Download the icon GCP Strategic Framework (242.4 kB)

by Durga BernhardProduct management, delivery and distribution strategy

How does GCP define products and users?

GCP's Strategic Framework (2007) requires a clear definition of GCP products, singling out products that guarantee useful returns on value-adding investments. Read more


GCP target environments

In 2006, GCP’s management team commissioned a study on targeting impacts in the GCP. This study identifies the farming systems that are characterised by the highest levels of poverty, together with the crops grown in these systems. Crop production is represented in both tons and hectares, from which the relative importance of each crop to food security and income generation can be inferred. The study has provided much food for thought for the management team as to how to implement this Strategic Framework.

Related journal article: Strategic approaches to targeting technology generation: Assessing the coincidence of poverty and drought-prone crop production. View the abstract

icon poster | icon Pathways to impact: Brief No 1: Where in the world do we start?

by Durga Bernhard

At foundation

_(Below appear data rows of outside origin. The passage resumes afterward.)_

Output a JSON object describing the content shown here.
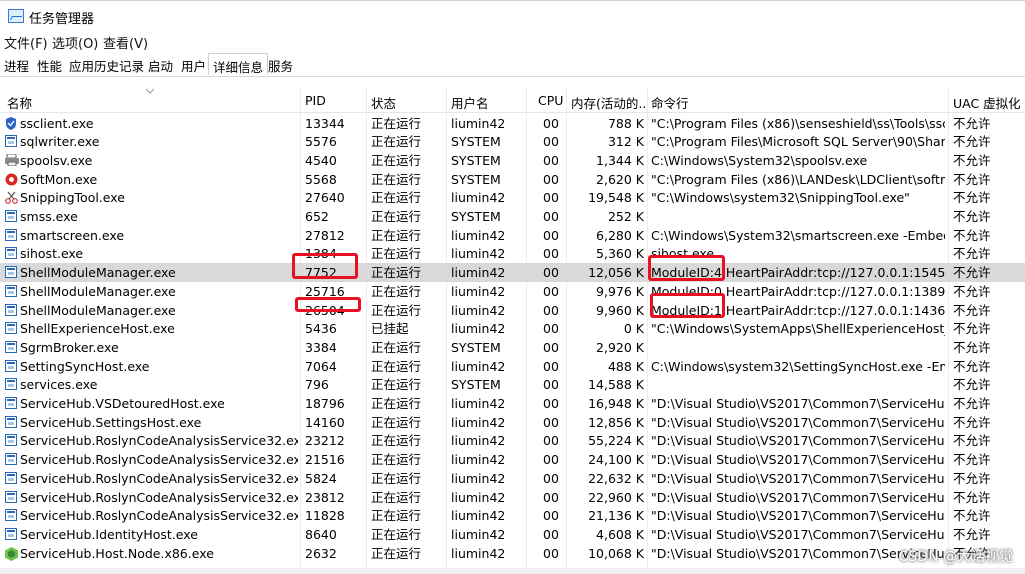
{
  "window": {
    "title": "任务管理器"
  },
  "menubar": {
    "items": [
      "文件(F)",
      "选项(O)",
      "查看(V)"
    ]
  },
  "tabs": [
    "进程",
    "性能",
    "应用历史记录",
    "启动",
    "用户",
    "详细信息",
    "服务"
  ],
  "active_tab": "详细信息",
  "columns": [
    "名称",
    "PID",
    "状态",
    "用户名",
    "CPU",
    "内存(活动的...",
    "命令行",
    "UAC 虚拟化"
  ],
  "rows": [
    {
      "icon": "shield-icon",
      "name": "ssclient.exe",
      "pid": "13344",
      "status": "正在运行",
      "user": "liumin42",
      "cpu": "00",
      "mem": "788 K",
      "cmd": "\"C:\\Program Files (x86)\\senseshield\\ss\\Tools\\sscli...",
      "uac": "不允许"
    },
    {
      "icon": "app-window-icon",
      "name": "sqlwriter.exe",
      "pid": "5576",
      "status": "正在运行",
      "user": "SYSTEM",
      "cpu": "00",
      "mem": "312 K",
      "cmd": "\"C:\\Program Files\\Microsoft SQL Server\\90\\Share...",
      "uac": "不允许"
    },
    {
      "icon": "printer-icon",
      "name": "spoolsv.exe",
      "pid": "4540",
      "status": "正在运行",
      "user": "SYSTEM",
      "cpu": "00",
      "mem": "1,344 K",
      "cmd": "C:\\Windows\\System32\\spoolsv.exe",
      "uac": "不允许"
    },
    {
      "icon": "softmon-icon",
      "name": "SoftMon.exe",
      "pid": "5568",
      "status": "正在运行",
      "user": "SYSTEM",
      "cpu": "00",
      "mem": "2,620 K",
      "cmd": "\"C:\\Program Files (x86)\\LANDesk\\LDClient\\softm...",
      "uac": "不允许"
    },
    {
      "icon": "snipping-tool-icon",
      "name": "SnippingTool.exe",
      "pid": "27640",
      "status": "正在运行",
      "user": "liumin42",
      "cpu": "00",
      "mem": "19,548 K",
      "cmd": "\"C:\\Windows\\system32\\SnippingTool.exe\"",
      "uac": "不允许"
    },
    {
      "icon": "app-window-icon",
      "name": "smss.exe",
      "pid": "652",
      "status": "正在运行",
      "user": "SYSTEM",
      "cpu": "00",
      "mem": "252 K",
      "cmd": "",
      "uac": "不允许"
    },
    {
      "icon": "app-window-icon",
      "name": "smartscreen.exe",
      "pid": "27812",
      "status": "正在运行",
      "user": "liumin42",
      "cpu": "00",
      "mem": "6,280 K",
      "cmd": "C:\\Windows\\System32\\smartscreen.exe -Embedd...",
      "uac": "不允许"
    },
    {
      "icon": "app-window-icon",
      "name": "sihost.exe",
      "pid": "1384",
      "status": "正在运行",
      "user": "liumin42",
      "cpu": "00",
      "mem": "5,360 K",
      "cmd": "sihost.exe",
      "uac": "不允许"
    },
    {
      "icon": "app-window-icon",
      "name": "ShellModuleManager.exe",
      "pid": "7752",
      "status": "正在运行",
      "user": "liumin42",
      "cpu": "00",
      "mem": "12,056 K",
      "cmd": "ModuleID:4 HeartPairAddr:tcp://127.0.0.1:1545;...",
      "uac": "不允许"
    },
    {
      "icon": "app-window-icon",
      "name": "ShellModuleManager.exe",
      "pid": "25716",
      "status": "正在运行",
      "user": "liumin42",
      "cpu": "00",
      "mem": "9,976 K",
      "cmd": "ModuleID:0 HeartPairAddr:tcp://127.0.0.1:1389;...",
      "uac": "不允许"
    },
    {
      "icon": "app-window-icon",
      "name": "ShellModuleManager.exe",
      "pid": "26504",
      "status": "正在运行",
      "user": "liumin42",
      "cpu": "00",
      "mem": "9,960 K",
      "cmd": "ModuleID:1 HeartPairAddr:tcp://127.0.0.1:1436;...",
      "uac": "不允许"
    },
    {
      "icon": "app-window-icon",
      "name": "ShellExperienceHost.exe",
      "pid": "5436",
      "status": "已挂起",
      "user": "liumin42",
      "cpu": "00",
      "mem": "0 K",
      "cmd": "\"C:\\Windows\\SystemApps\\ShellExperienceHost_c...",
      "uac": "不允许"
    },
    {
      "icon": "app-window-icon",
      "name": "SgrmBroker.exe",
      "pid": "3384",
      "status": "正在运行",
      "user": "SYSTEM",
      "cpu": "00",
      "mem": "2,920 K",
      "cmd": "",
      "uac": "不允许"
    },
    {
      "icon": "app-window-icon",
      "name": "SettingSyncHost.exe",
      "pid": "7064",
      "status": "正在运行",
      "user": "liumin42",
      "cpu": "00",
      "mem": "488 K",
      "cmd": "C:\\Windows\\system32\\SettingSyncHost.exe -Emb...",
      "uac": "不允许"
    },
    {
      "icon": "app-window-icon",
      "name": "services.exe",
      "pid": "796",
      "status": "正在运行",
      "user": "SYSTEM",
      "cpu": "00",
      "mem": "14,588 K",
      "cmd": "",
      "uac": "不允许"
    },
    {
      "icon": "app-window-icon",
      "name": "ServiceHub.VSDetouredHost.exe",
      "pid": "18796",
      "status": "正在运行",
      "user": "liumin42",
      "cpu": "00",
      "mem": "16,948 K",
      "cmd": "\"D:\\Visual Studio\\VS2017\\Common7\\ServiceHub\\...",
      "uac": "不允许"
    },
    {
      "icon": "app-window-icon",
      "name": "ServiceHub.SettingsHost.exe",
      "pid": "14160",
      "status": "正在运行",
      "user": "liumin42",
      "cpu": "00",
      "mem": "12,856 K",
      "cmd": "\"D:\\Visual Studio\\VS2017\\Common7\\ServiceHub\\...",
      "uac": "不允许"
    },
    {
      "icon": "app-window-icon",
      "name": "ServiceHub.RoslynCodeAnalysisService32.exe",
      "pid": "23212",
      "status": "正在运行",
      "user": "liumin42",
      "cpu": "00",
      "mem": "55,224 K",
      "cmd": "\"D:\\Visual Studio\\VS2017\\Common7\\ServiceHub\\...",
      "uac": "不允许"
    },
    {
      "icon": "app-window-icon",
      "name": "ServiceHub.RoslynCodeAnalysisService32.exe",
      "pid": "21516",
      "status": "正在运行",
      "user": "liumin42",
      "cpu": "00",
      "mem": "24,100 K",
      "cmd": "\"D:\\Visual Studio\\VS2017\\Common7\\ServiceHub\\...",
      "uac": "不允许"
    },
    {
      "icon": "app-window-icon",
      "name": "ServiceHub.RoslynCodeAnalysisService32.exe",
      "pid": "5824",
      "status": "正在运行",
      "user": "liumin42",
      "cpu": "00",
      "mem": "22,632 K",
      "cmd": "\"D:\\Visual Studio\\VS2017\\Common7\\ServiceHub\\...",
      "uac": "不允许"
    },
    {
      "icon": "app-window-icon",
      "name": "ServiceHub.RoslynCodeAnalysisService32.exe",
      "pid": "23812",
      "status": "正在运行",
      "user": "liumin42",
      "cpu": "00",
      "mem": "22,960 K",
      "cmd": "\"D:\\Visual Studio\\VS2017\\Common7\\ServiceHub\\...",
      "uac": "不允许"
    },
    {
      "icon": "app-window-icon",
      "name": "ServiceHub.RoslynCodeAnalysisService32.exe",
      "pid": "11828",
      "status": "正在运行",
      "user": "liumin42",
      "cpu": "00",
      "mem": "21,136 K",
      "cmd": "\"D:\\Visual Studio\\VS2017\\Common7\\ServiceHub\\...",
      "uac": "不允许"
    },
    {
      "icon": "app-window-icon",
      "name": "ServiceHub.IdentityHost.exe",
      "pid": "8640",
      "status": "正在运行",
      "user": "liumin42",
      "cpu": "00",
      "mem": "4,608 K",
      "cmd": "\"D:\\Visual Studio\\VS2017\\Common7\\ServiceHub\\...",
      "uac": "不允许"
    },
    {
      "icon": "nodejs-icon",
      "name": "ServiceHub.Host.Node.x86.exe",
      "pid": "2632",
      "status": "正在运行",
      "user": "liumin42",
      "cpu": "00",
      "mem": "10,068 K",
      "cmd": "\"D:\\Visual Studio\\VS2017\\Common7\\ServiceHub\\...",
      "uac": "不允许"
    }
  ],
  "selected_row": 8,
  "watermark": "CSDN @大话视觉",
  "colors": {
    "highlight": "#e81123",
    "selection": "#d9d9d9"
  }
}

In 2003, a proposal to establish GCP was submitted by 10 institutes, comprising three CGIAR Centres (CIMMYT, Bioversity and IRRI) and seven other institutes – Agropolis (France), the Chinese Academy of Agricultural Sciences, Cornell University (USA), EMBRAPA (Brazil), John Innes Centre (UK), the National Institute of Agricultural Sciences (Japan) and Wageningen University and Reseach Centre (The Netherlands). Download the icon GCP proposal (1.81 MB)